RECORDS PROVIDED:

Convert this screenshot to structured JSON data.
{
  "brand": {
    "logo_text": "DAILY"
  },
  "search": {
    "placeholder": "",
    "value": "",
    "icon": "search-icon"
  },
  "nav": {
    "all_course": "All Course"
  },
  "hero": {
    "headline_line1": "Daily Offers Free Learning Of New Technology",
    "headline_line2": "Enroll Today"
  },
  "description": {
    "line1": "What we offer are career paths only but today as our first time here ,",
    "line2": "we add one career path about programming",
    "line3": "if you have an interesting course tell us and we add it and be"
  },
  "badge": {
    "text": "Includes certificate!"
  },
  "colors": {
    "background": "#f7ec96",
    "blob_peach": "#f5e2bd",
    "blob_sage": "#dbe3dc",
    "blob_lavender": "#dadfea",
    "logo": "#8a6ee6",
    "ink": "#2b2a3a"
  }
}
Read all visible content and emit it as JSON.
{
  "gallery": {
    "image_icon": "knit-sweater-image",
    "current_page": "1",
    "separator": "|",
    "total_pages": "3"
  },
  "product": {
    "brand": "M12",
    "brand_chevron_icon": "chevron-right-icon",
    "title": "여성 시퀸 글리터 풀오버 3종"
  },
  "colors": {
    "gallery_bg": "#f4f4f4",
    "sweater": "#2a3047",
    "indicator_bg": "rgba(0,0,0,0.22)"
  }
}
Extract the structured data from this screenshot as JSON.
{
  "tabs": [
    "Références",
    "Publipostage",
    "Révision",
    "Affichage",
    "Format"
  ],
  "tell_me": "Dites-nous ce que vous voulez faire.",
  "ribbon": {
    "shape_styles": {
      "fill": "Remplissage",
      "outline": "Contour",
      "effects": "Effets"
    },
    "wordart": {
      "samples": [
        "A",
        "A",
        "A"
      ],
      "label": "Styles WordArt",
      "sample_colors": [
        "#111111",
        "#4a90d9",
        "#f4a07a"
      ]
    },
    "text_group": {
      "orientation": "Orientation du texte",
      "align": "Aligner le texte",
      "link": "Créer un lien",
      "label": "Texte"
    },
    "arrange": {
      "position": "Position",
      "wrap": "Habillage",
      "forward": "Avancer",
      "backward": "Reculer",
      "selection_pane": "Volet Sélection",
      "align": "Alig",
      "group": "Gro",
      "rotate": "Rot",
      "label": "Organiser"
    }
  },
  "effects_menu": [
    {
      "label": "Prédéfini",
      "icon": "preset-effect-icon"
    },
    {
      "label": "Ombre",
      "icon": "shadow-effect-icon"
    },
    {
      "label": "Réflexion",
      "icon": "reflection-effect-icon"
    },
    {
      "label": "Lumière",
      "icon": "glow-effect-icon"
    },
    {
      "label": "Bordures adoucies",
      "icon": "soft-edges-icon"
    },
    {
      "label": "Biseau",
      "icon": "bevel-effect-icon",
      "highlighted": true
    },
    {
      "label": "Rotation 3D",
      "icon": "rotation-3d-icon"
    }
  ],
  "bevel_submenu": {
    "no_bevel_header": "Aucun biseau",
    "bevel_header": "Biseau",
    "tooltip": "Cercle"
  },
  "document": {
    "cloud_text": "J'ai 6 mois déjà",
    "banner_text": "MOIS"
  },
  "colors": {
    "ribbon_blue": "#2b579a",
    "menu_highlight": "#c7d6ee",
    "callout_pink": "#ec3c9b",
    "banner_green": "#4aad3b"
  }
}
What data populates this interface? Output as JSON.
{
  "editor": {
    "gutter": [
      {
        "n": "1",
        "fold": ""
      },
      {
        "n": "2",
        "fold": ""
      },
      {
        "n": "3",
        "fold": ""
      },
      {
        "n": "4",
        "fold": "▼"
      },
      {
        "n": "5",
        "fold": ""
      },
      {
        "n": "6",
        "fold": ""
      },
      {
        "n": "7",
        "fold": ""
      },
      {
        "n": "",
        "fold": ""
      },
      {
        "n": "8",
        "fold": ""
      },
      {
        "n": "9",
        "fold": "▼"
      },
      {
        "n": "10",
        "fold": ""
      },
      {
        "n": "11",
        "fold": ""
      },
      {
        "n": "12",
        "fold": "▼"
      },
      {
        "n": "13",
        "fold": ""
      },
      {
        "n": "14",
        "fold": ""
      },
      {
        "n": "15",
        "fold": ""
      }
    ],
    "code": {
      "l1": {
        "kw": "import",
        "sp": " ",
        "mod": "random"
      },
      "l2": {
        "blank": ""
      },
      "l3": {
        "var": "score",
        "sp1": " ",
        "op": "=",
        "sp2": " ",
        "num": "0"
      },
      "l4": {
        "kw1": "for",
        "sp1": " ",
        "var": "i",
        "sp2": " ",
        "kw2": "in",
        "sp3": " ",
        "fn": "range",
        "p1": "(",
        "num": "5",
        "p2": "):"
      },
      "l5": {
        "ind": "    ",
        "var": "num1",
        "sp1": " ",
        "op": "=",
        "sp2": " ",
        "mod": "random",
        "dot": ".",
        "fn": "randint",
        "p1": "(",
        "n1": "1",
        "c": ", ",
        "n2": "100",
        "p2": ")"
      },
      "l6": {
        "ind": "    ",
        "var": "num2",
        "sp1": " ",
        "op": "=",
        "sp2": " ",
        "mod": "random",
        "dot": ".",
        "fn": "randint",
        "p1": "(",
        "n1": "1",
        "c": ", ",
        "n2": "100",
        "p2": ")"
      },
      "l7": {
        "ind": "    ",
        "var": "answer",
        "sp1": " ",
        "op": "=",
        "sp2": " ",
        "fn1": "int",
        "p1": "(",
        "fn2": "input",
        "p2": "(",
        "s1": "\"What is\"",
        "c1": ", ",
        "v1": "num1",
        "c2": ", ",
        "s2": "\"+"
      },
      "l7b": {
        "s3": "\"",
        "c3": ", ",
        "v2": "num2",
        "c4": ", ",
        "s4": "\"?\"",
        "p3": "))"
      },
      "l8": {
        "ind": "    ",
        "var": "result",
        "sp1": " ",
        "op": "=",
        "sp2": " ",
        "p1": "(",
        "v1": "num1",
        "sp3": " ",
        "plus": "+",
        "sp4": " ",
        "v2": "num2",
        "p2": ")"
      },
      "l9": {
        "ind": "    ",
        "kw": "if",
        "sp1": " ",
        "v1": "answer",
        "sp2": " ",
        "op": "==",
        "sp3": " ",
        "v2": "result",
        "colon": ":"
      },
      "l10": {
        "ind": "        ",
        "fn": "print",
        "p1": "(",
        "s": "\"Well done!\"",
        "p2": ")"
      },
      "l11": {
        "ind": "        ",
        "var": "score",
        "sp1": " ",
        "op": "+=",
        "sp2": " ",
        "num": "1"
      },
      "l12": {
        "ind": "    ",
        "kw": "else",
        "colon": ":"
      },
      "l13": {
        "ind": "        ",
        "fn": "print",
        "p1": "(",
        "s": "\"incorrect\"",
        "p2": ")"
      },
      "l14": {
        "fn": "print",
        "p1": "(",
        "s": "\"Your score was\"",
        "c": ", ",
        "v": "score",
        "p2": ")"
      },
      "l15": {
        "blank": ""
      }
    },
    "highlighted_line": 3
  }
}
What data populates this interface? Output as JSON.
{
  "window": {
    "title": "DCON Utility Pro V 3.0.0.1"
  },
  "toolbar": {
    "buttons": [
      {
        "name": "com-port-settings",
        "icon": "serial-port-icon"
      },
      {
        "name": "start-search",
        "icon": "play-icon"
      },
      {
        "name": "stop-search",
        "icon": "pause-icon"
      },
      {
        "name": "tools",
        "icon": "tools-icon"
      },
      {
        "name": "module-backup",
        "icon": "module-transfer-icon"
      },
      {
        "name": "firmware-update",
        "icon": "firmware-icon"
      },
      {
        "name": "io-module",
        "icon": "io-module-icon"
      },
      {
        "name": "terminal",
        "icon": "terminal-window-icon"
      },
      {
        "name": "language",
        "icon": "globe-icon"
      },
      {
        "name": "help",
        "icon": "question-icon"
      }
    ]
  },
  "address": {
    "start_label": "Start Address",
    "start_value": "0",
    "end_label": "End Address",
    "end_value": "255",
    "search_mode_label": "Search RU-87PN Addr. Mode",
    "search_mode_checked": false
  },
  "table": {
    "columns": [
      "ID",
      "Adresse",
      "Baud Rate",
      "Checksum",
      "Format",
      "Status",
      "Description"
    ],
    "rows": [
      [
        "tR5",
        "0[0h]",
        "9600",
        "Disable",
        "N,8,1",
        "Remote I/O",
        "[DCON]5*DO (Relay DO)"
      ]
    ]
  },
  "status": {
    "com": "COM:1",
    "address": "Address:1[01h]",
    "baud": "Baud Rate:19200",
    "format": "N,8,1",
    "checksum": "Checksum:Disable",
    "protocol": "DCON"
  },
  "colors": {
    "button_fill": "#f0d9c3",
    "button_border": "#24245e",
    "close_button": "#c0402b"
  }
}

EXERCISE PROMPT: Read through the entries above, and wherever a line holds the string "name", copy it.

TASK RESULT:
        "name": "com-port-settings",
        "name": "start-search",
        "name": "stop-search",
        "name": "tools",
        "name": "module-backup",
        "name": "firmware-update",
        "name": "io-module",
        "name": "terminal",
        "name": "language",
        "name": "help",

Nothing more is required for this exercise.